_What this task involves_
Please print the full listing below exactly, but not the pictures in it.

(Information shown begins)

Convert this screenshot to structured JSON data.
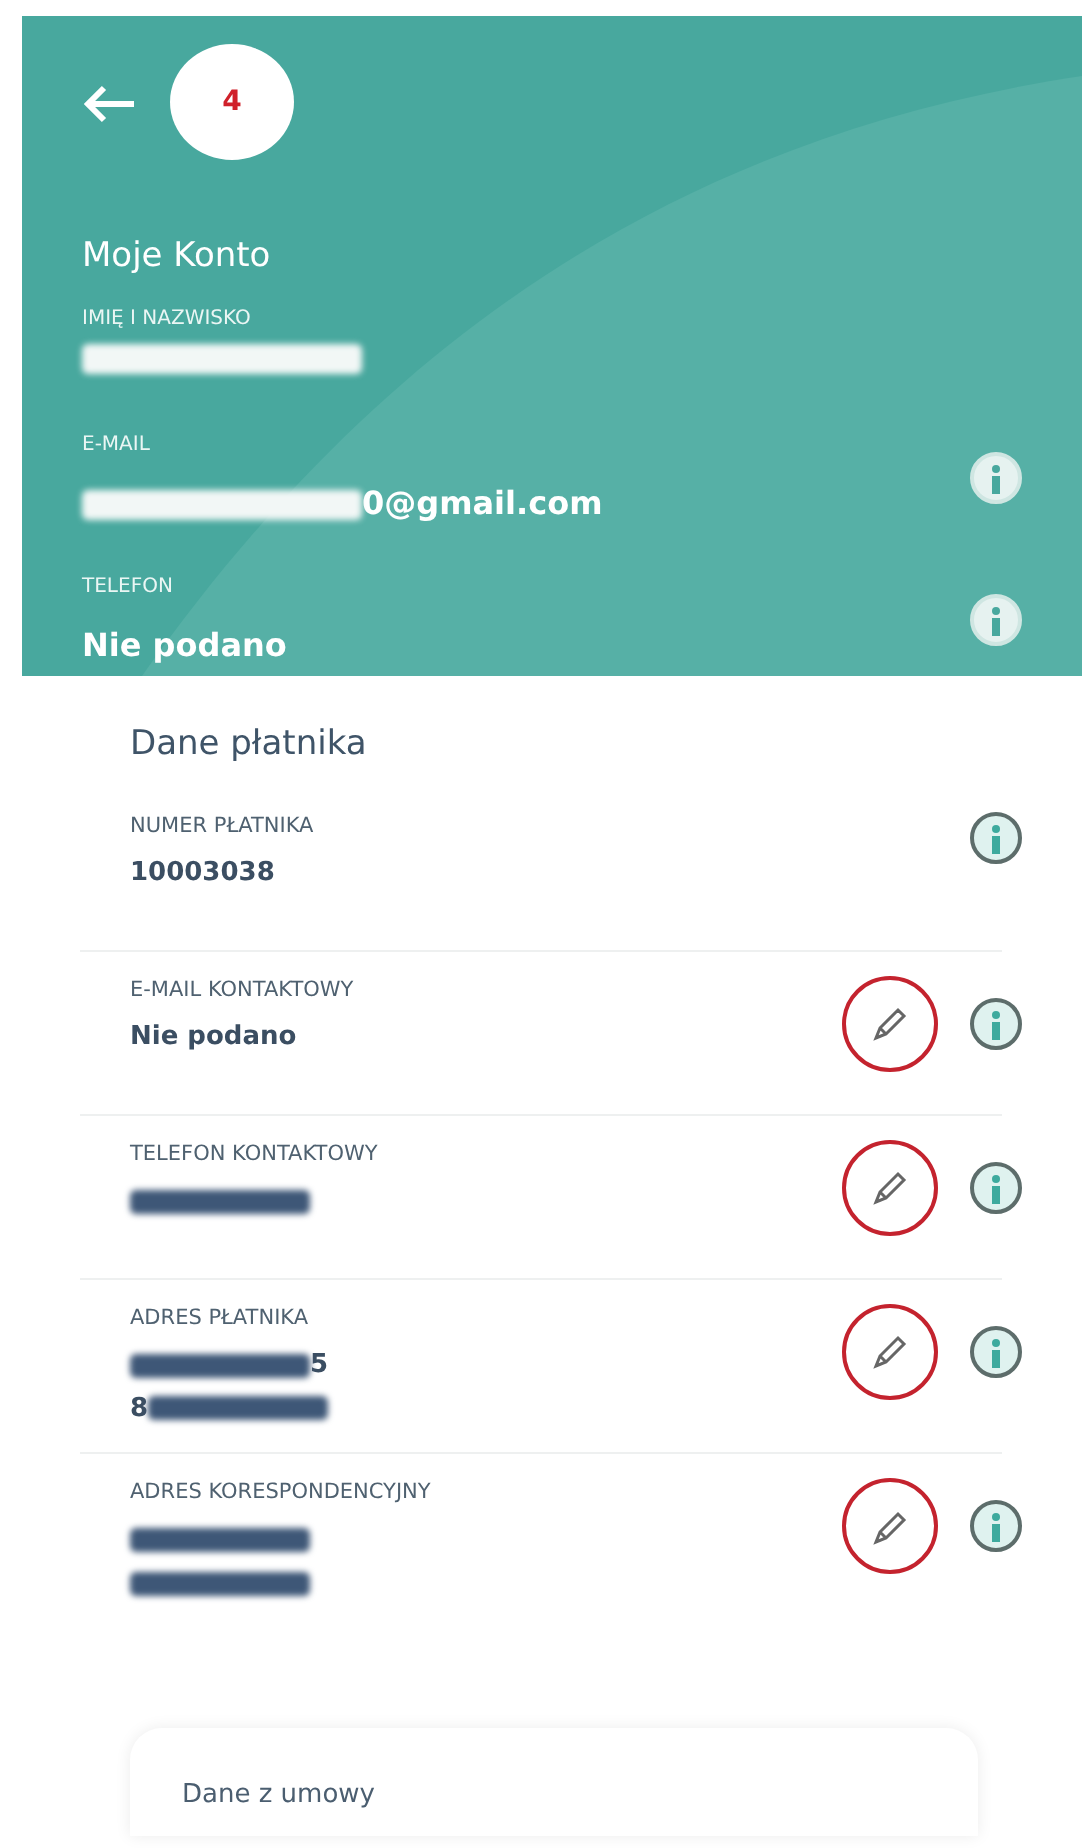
{
  "header": {
    "badge": "4",
    "title": "Moje Konto",
    "fields": [
      {
        "label": "IMIĘ I NAZWISKO",
        "parts": [
          {
            "kind": "redaction"
          }
        ],
        "info": false
      },
      {
        "label": "E-MAIL",
        "parts": [
          {
            "kind": "redaction"
          },
          {
            "kind": "text",
            "text": "0@gmail.com"
          }
        ],
        "info": true
      },
      {
        "label": "TELEFON",
        "parts": [
          {
            "kind": "text",
            "text": "Nie podano"
          }
        ],
        "info": true
      }
    ]
  },
  "payer": {
    "title": "Dane płatnika",
    "rows": [
      {
        "label": "NUMER PŁATNIKA",
        "lines": [
          [
            {
              "kind": "text",
              "text": "10003038"
            }
          ]
        ],
        "editable": false
      },
      {
        "label": "E-MAIL KONTAKTOWY",
        "lines": [
          [
            {
              "kind": "text",
              "text": "Nie podano"
            }
          ]
        ],
        "editable": true
      },
      {
        "label": "TELEFON KONTAKTOWY",
        "lines": [
          [
            {
              "kind": "redaction"
            }
          ]
        ],
        "editable": true
      },
      {
        "label": "ADRES PŁATNIKA",
        "lines": [
          [
            {
              "kind": "redaction"
            },
            {
              "kind": "text",
              "text": "5"
            }
          ],
          [
            {
              "kind": "text",
              "text": "8"
            },
            {
              "kind": "redaction"
            }
          ]
        ],
        "editable": true
      },
      {
        "label": "ADRES KORESPONDENCYJNY",
        "lines": [
          [
            {
              "kind": "redaction"
            }
          ],
          [
            {
              "kind": "redaction"
            }
          ]
        ],
        "editable": true
      }
    ]
  },
  "contract_card": {
    "title": "Dane z umowy"
  }
}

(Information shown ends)

_Reply to the exercise_
Convert this screenshot to structured JSON data.
{
  "header": {
    "badge": "4",
    "title": "Moje Konto",
    "fields": [
      {
        "label": "IMIĘ I NAZWISKO",
        "parts": [
          {
            "kind": "redaction"
          }
        ],
        "info": false
      },
      {
        "label": "E-MAIL",
        "parts": [
          {
            "kind": "redaction"
          },
          {
            "kind": "text",
            "text": "0@gmail.com"
          }
        ],
        "info": true
      },
      {
        "label": "TELEFON",
        "parts": [
          {
            "kind": "text",
            "text": "Nie podano"
          }
        ],
        "info": true
      }
    ]
  },
  "payer": {
    "title": "Dane płatnika",
    "rows": [
      {
        "label": "NUMER PŁATNIKA",
        "lines": [
          [
            {
              "kind": "text",
              "text": "10003038"
            }
          ]
        ],
        "editable": false
      },
      {
        "label": "E-MAIL KONTAKTOWY",
        "lines": [
          [
            {
              "kind": "text",
              "text": "Nie podano"
            }
          ]
        ],
        "editable": true
      },
      {
        "label": "TELEFON KONTAKTOWY",
        "lines": [
          [
            {
              "kind": "redaction"
            }
          ]
        ],
        "editable": true
      },
      {
        "label": "ADRES PŁATNIKA",
        "lines": [
          [
            {
              "kind": "redaction"
            },
            {
              "kind": "text",
              "text": "5"
            }
          ],
          [
            {
              "kind": "text",
              "text": "8"
            },
            {
              "kind": "redaction"
            }
          ]
        ],
        "editable": true
      },
      {
        "label": "ADRES KORESPONDENCYJNY",
        "lines": [
          [
            {
              "kind": "redaction"
            }
          ],
          [
            {
              "kind": "redaction"
            }
          ]
        ],
        "editable": true
      }
    ]
  },
  "contract_card": {
    "title": "Dane z umowy"
  }
}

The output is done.